Aim of the task: Every record is to be printed exactly as written, and any picture in it is skipped.

Supplied records:
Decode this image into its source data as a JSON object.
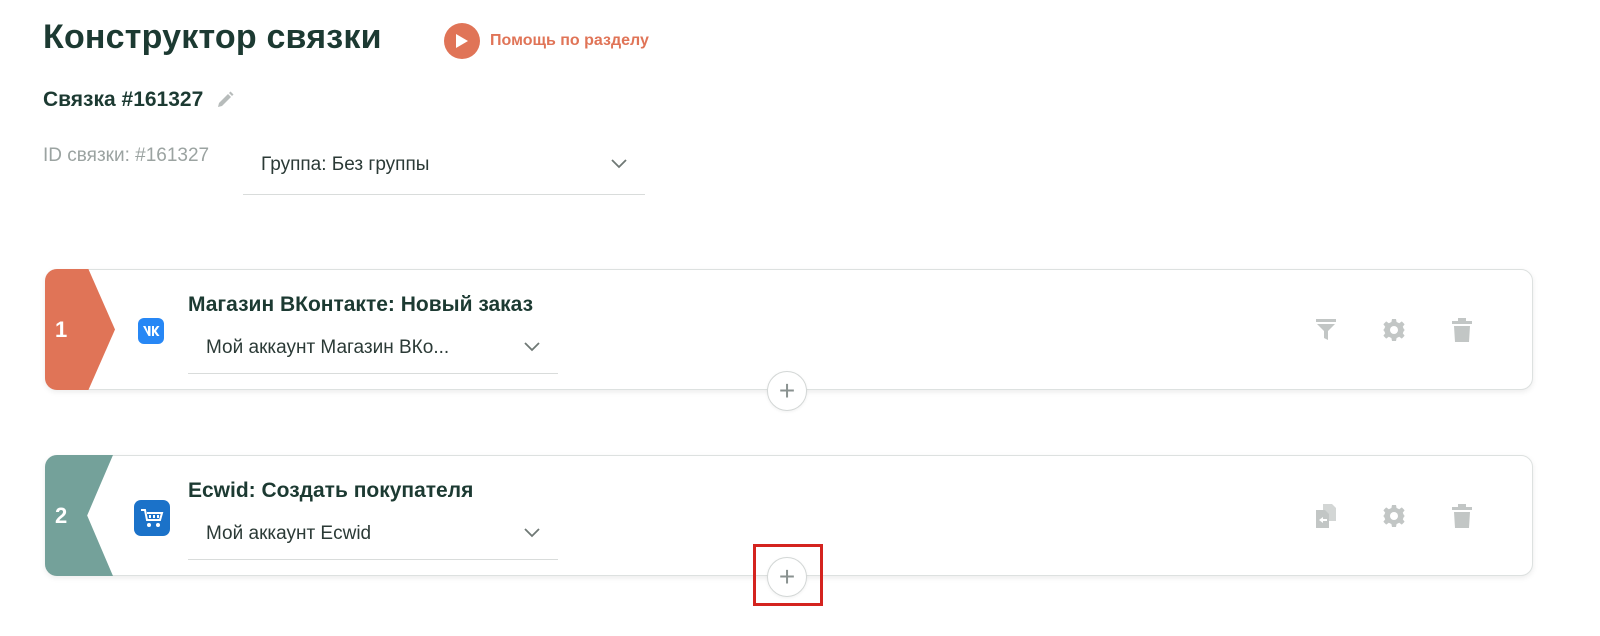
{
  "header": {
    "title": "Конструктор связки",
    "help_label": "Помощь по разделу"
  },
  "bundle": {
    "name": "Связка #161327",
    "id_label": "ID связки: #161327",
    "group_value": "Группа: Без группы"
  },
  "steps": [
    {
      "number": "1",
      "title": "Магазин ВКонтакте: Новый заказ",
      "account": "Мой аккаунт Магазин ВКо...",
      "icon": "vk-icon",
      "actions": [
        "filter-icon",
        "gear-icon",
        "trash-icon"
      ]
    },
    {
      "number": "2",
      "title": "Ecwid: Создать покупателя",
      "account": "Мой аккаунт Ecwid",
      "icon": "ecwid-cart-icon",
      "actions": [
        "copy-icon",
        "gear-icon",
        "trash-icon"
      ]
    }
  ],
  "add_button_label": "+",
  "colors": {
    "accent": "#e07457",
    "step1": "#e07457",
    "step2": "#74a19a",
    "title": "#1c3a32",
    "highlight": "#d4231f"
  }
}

Solution:
Decode this image into its source data as a JSON object.
{
  "header": {
    "title": "Конструктор связки",
    "help_label": "Помощь по разделу"
  },
  "bundle": {
    "name": "Связка #161327",
    "id_label": "ID связки: #161327",
    "group_value": "Группа: Без группы"
  },
  "steps": [
    {
      "number": "1",
      "title": "Магазин ВКонтакте: Новый заказ",
      "account": "Мой аккаунт Магазин ВКо...",
      "icon": "vk-icon",
      "actions": [
        "filter-icon",
        "gear-icon",
        "trash-icon"
      ]
    },
    {
      "number": "2",
      "title": "Ecwid: Создать покупателя",
      "account": "Мой аккаунт Ecwid",
      "icon": "ecwid-cart-icon",
      "actions": [
        "copy-icon",
        "gear-icon",
        "trash-icon"
      ]
    }
  ],
  "add_button_label": "+",
  "colors": {
    "accent": "#e07457",
    "step1": "#e07457",
    "step2": "#74a19a",
    "title": "#1c3a32",
    "highlight": "#d4231f"
  }
}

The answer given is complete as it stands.